■ Brief ■
Whenever a line below includes the word "Mobile", copy that line.

###

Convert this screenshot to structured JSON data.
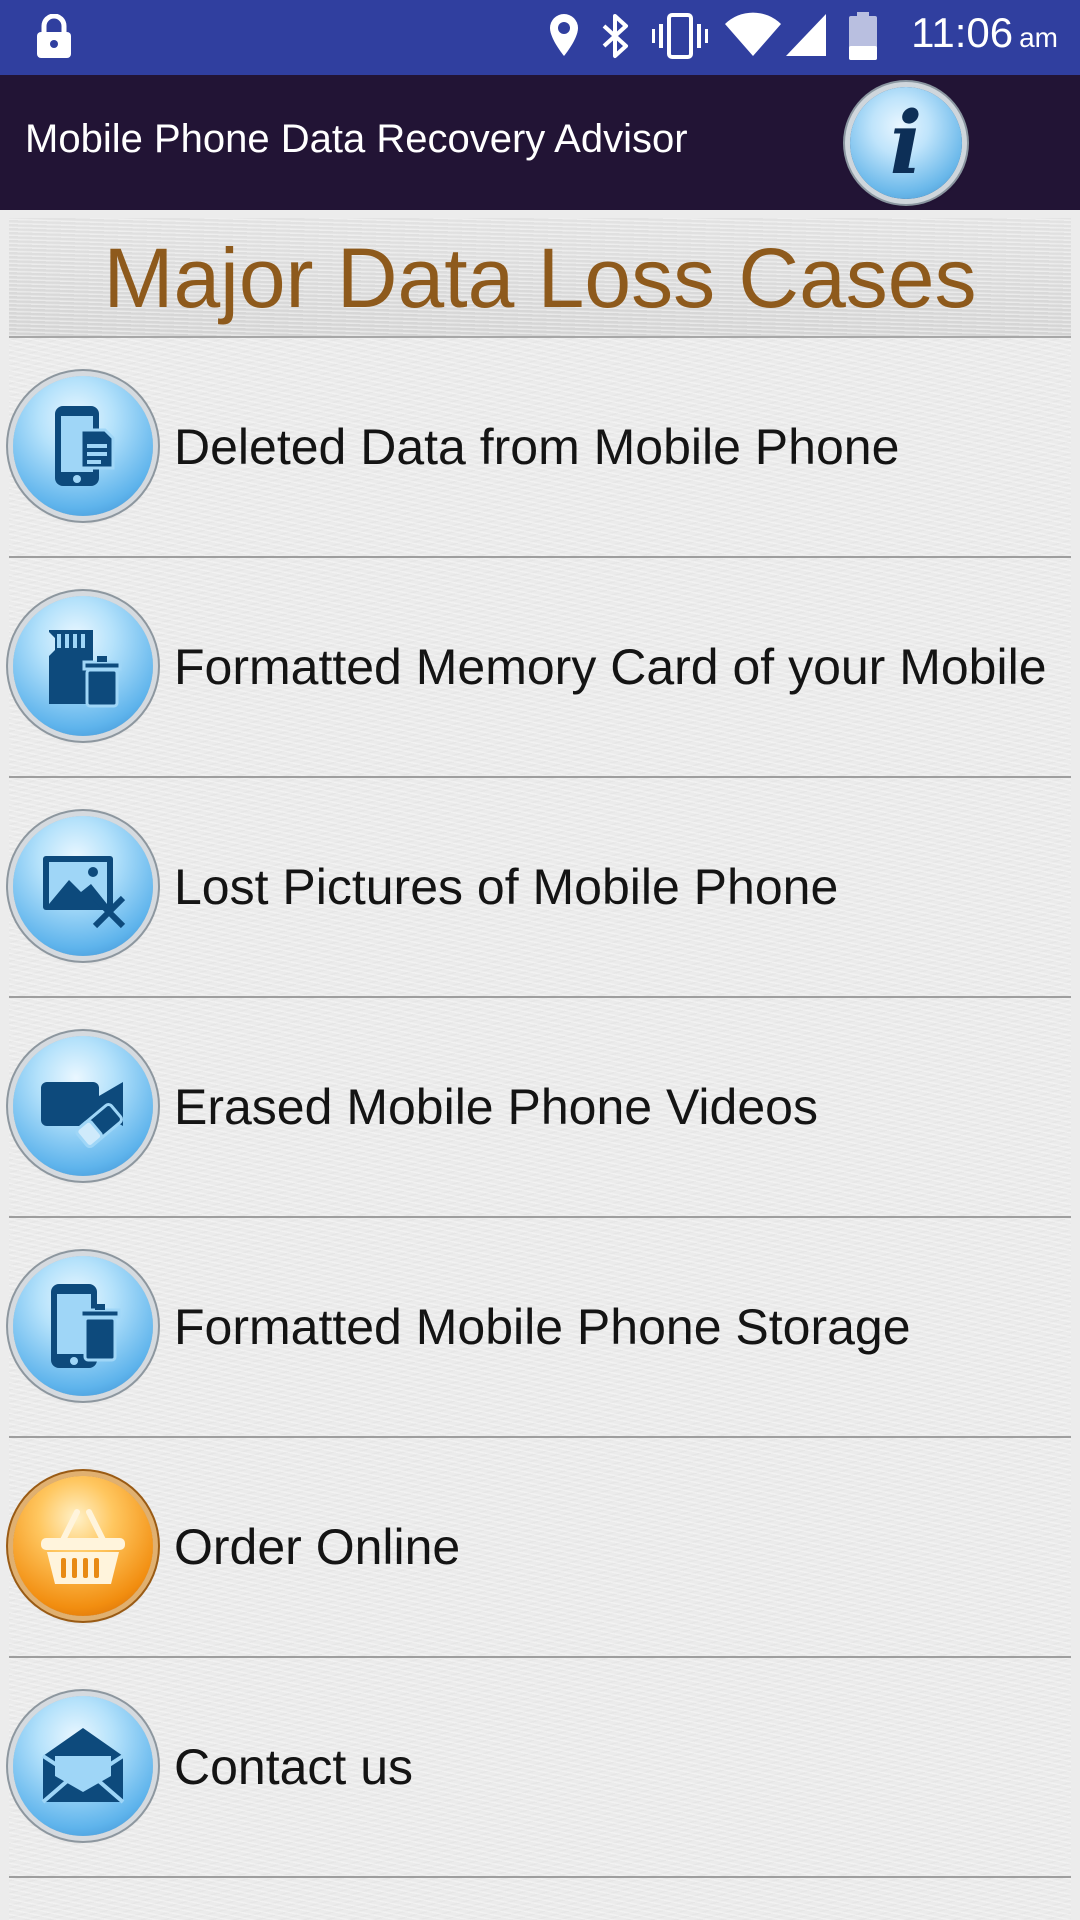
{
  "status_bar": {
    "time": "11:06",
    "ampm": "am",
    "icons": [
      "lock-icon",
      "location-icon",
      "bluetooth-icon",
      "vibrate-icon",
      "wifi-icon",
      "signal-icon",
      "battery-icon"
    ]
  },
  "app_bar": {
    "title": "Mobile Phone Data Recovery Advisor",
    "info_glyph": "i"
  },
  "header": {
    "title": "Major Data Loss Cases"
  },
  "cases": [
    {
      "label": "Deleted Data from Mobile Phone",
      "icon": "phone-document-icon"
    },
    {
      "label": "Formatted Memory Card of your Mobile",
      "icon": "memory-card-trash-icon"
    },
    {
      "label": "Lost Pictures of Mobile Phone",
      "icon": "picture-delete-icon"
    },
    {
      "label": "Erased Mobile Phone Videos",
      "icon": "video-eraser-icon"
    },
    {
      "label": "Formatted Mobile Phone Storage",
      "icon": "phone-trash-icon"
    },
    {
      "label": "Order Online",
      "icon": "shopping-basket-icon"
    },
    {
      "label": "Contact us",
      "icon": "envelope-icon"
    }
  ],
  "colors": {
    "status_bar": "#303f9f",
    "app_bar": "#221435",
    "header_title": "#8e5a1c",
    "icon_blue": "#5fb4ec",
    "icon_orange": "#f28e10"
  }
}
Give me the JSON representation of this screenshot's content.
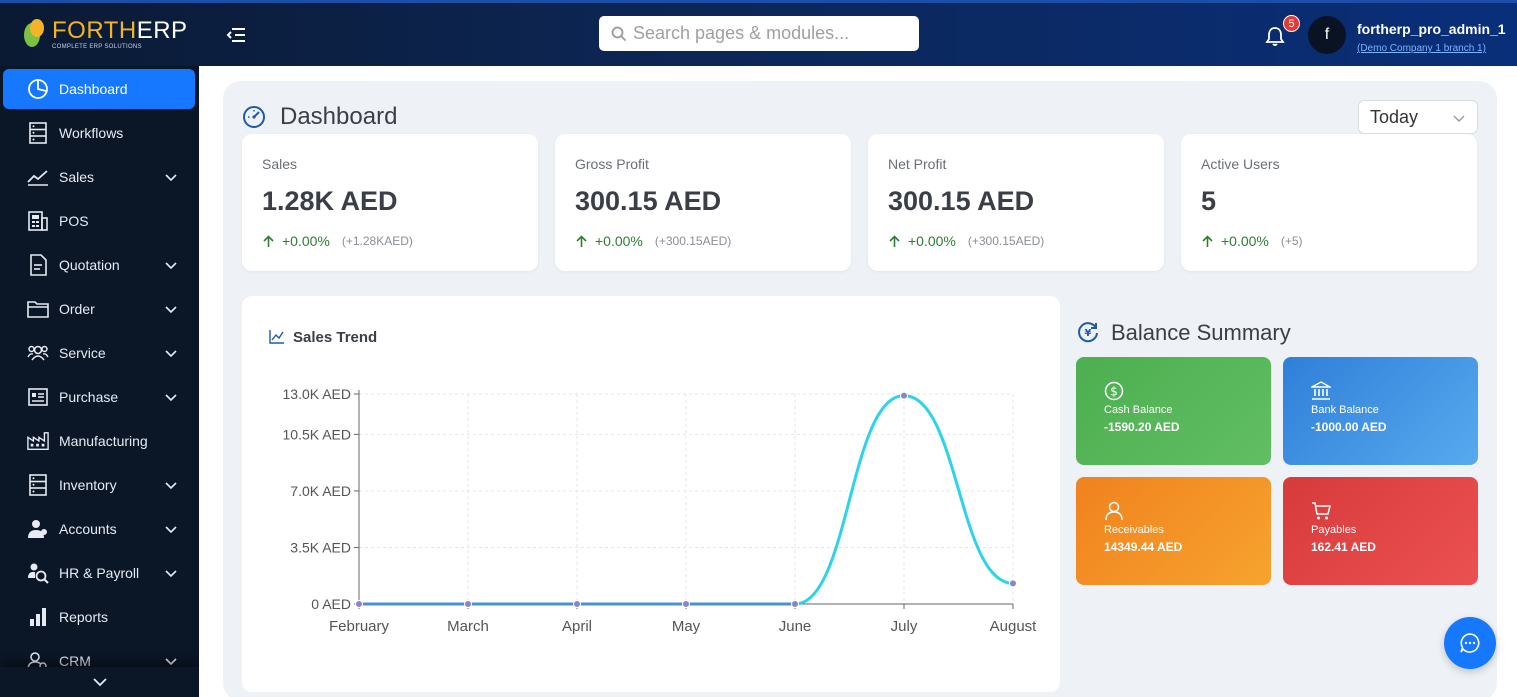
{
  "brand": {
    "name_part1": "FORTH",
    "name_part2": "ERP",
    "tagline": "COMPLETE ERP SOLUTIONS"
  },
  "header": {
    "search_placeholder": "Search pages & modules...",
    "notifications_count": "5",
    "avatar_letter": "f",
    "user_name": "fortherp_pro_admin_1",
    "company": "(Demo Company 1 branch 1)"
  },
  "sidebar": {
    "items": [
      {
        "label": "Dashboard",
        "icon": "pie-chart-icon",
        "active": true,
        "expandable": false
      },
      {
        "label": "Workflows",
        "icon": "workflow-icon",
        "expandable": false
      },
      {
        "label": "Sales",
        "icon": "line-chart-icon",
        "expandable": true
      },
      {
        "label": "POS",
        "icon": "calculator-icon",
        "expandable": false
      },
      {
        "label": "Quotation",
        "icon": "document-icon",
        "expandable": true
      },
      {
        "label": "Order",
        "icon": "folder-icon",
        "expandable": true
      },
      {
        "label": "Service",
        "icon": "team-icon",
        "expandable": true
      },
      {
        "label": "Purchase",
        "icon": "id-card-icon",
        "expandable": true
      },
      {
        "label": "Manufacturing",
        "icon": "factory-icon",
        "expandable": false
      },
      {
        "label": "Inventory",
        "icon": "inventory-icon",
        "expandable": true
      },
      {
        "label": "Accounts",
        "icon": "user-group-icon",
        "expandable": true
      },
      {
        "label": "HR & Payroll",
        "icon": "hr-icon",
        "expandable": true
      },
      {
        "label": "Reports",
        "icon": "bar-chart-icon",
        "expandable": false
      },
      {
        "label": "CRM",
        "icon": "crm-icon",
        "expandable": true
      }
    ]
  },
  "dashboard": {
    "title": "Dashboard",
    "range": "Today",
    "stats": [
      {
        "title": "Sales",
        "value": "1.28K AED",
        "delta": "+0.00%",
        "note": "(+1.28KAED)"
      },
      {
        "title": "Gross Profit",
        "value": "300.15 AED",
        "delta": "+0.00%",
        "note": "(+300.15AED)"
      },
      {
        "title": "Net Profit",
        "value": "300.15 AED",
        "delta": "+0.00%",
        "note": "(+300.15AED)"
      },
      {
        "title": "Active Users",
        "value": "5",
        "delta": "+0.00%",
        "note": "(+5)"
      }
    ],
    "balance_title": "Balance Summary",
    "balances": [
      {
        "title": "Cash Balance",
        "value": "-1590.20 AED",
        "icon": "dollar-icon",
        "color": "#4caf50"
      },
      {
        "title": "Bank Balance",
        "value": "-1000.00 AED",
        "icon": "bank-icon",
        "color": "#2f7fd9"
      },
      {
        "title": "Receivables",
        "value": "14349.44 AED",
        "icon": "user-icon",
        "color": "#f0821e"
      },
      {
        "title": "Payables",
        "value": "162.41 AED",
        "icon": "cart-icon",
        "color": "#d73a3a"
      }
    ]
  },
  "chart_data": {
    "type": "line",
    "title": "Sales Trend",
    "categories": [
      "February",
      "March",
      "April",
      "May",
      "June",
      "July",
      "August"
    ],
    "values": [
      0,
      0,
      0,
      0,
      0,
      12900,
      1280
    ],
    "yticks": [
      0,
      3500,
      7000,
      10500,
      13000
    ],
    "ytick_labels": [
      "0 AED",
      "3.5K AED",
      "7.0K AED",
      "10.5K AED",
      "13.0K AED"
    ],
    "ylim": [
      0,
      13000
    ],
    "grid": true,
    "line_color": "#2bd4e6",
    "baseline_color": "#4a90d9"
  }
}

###

■ Exercise result ■
    "title": "Mobile Phone Data Recovery Advisor",
      "label": "Deleted Data from Mobile Phone",
      "label": "Formatted Memory Card of your Mobile",
      "label": "Lost Pictures of Mobile Phone",
      "label": "Erased Mobile Phone Videos",
      "label": "Formatted Mobile Phone Storage",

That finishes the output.